Winners of Publishing Chance of a Lifetime Announced
Winners of Publishing Chance of a Lifetime Announced.
The New Zealand Society of Authors (PEN NZ Inc) announces the winners of its inaugural E-Publishing prize offered with international publishing giant Kobo Writing Life.
Two new authors from Auckland and Waikato have won the publishing chance of a lifetime, with the inaugural 2014 Kobo/NZ Authors E-Publishing Prize which will see their books professionally published by the Kobo Writing Life platform.
Aucklander Fiona Sussman is fiction winner with Sentenced, a gritty novel about disaffected youth in the New Zealand urban underbelly. Judges described Sentenced as a gripping, thought provoking story about a tough subject.
Waikato’s Robin Sisley wins the non-fiction category with Eat the Wind about rescuing stallions from slaughter before the 1997 muster of the Kaimanawa wild horses. Judges commented that the manuscript stood out with lively writing which flowed naturally and a subject both exciting and surprising.
Eat the Wind is Sisley’s first attempt at writing a book. She set out to write an entertaining, informative story about the 80 Kaimanawa wild horses she adopted onto her Waikato farm. The story became a memoir of her life with horses and a variety of barnyard animals. “I was an idealistic and somewhat naïve ex-city girl and a latecomer to the rural world, and that of horses,” she says.
“Taking on wild stallions with very limited experience and with courage not being a strong point, I was faced with some major challenges. Having so many wild horses on the farm, twenty of them stallions, provided for some fairly hair-raising episodes.”
Sussman, who lives at Diary Flat, exchanged a career as a doctor for the writing life and a Master of Creating Writing degree. She has had a number of short stories broadcast on National Radio, and success in local and international writing competitions.

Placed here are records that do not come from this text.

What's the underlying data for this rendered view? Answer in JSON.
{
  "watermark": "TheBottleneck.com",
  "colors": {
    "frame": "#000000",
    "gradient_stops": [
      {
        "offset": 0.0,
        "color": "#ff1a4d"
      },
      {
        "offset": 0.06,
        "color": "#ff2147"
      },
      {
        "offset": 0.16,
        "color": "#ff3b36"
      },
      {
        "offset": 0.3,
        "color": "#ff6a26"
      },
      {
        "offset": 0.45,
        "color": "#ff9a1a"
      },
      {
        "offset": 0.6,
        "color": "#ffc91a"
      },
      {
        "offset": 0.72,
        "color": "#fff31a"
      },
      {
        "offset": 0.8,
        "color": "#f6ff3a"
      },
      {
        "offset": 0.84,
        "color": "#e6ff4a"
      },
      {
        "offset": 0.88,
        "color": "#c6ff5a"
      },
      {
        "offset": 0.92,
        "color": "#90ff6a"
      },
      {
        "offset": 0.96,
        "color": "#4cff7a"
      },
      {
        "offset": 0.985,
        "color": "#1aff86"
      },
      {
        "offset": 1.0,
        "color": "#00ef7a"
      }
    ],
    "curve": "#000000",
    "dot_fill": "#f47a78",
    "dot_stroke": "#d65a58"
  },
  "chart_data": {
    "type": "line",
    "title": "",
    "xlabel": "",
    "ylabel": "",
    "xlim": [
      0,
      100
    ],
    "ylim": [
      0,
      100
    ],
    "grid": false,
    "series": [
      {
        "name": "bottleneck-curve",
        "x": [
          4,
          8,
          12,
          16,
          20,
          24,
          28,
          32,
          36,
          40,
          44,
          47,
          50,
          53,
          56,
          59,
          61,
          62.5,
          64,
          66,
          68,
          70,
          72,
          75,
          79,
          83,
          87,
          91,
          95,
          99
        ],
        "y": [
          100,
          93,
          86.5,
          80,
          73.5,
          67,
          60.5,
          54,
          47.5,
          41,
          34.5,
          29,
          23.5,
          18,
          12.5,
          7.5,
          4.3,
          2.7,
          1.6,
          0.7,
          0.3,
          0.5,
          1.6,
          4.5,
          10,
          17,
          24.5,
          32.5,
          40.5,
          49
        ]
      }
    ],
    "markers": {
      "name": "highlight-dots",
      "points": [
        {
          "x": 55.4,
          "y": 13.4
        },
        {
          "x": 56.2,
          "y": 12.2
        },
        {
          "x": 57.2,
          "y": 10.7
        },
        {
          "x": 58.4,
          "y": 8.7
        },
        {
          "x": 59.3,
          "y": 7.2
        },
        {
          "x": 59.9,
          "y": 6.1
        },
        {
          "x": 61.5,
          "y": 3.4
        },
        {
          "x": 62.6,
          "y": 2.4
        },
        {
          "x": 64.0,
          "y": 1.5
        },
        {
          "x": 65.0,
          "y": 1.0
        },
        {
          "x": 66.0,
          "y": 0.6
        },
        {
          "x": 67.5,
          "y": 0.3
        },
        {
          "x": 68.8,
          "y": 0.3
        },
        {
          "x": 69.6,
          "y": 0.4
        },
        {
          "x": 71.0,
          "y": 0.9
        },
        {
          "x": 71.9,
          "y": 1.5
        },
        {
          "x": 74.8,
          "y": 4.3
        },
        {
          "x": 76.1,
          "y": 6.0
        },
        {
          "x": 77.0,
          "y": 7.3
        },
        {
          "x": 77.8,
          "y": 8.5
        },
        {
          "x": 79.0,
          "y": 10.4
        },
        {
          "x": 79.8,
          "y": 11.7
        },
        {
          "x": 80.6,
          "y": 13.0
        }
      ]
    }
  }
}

In 2012 she was runner-up in The Royal Society of New Zealand Manhire Prize for Creative Science Writing (fiction).
Growing up in a publisher's home in South Africa meant that Sussman fell in love with language and the written word at an early age in a house filled with manuscripts, books and colourful authors. “This was during the apartheid era, and witnessing the brutal regime at work sensitised me to the issues of injustice and racial prejudice – experiences that would inform much of my writing.”
The results of on-line reader voting on writing samples of the 10 finalists coincided with the decision of judges, which means both Sussman and Sisley win a Kobo reader as well as fully professional editing and digital publication.
“The purpose of the award was to recognise excellence in creative writing as well as to create a launching pad for writers’ careers, and clearly these two manuscripts stood out,” says NZ Society of Authors President Kyle Mewburn. “We look forward to following their careers on the international platform which this prize can provide. It is a significant win and we congratulate these new writers.”
Kobo Writing Life operations manager Jodi White convened the judging panel.
“Kobo is proud and very delighted to be a part of this Publishing Prize, and are excited to offer these authors the opportunity to publish a professional book, at such a value that the author probably could not afford to do on their own. Kobo’s panel of judges really enjoyed this and having the opportunity to be part of kick-starting an author’s career is truly something we value and believe in.
“We cannot wait to start working with the authors.”
Ten judges at Kobo in Canada reviewed all 132
submissions and chose the top five in each category based
• overall excellence of the writing
• understanding of the story they were telling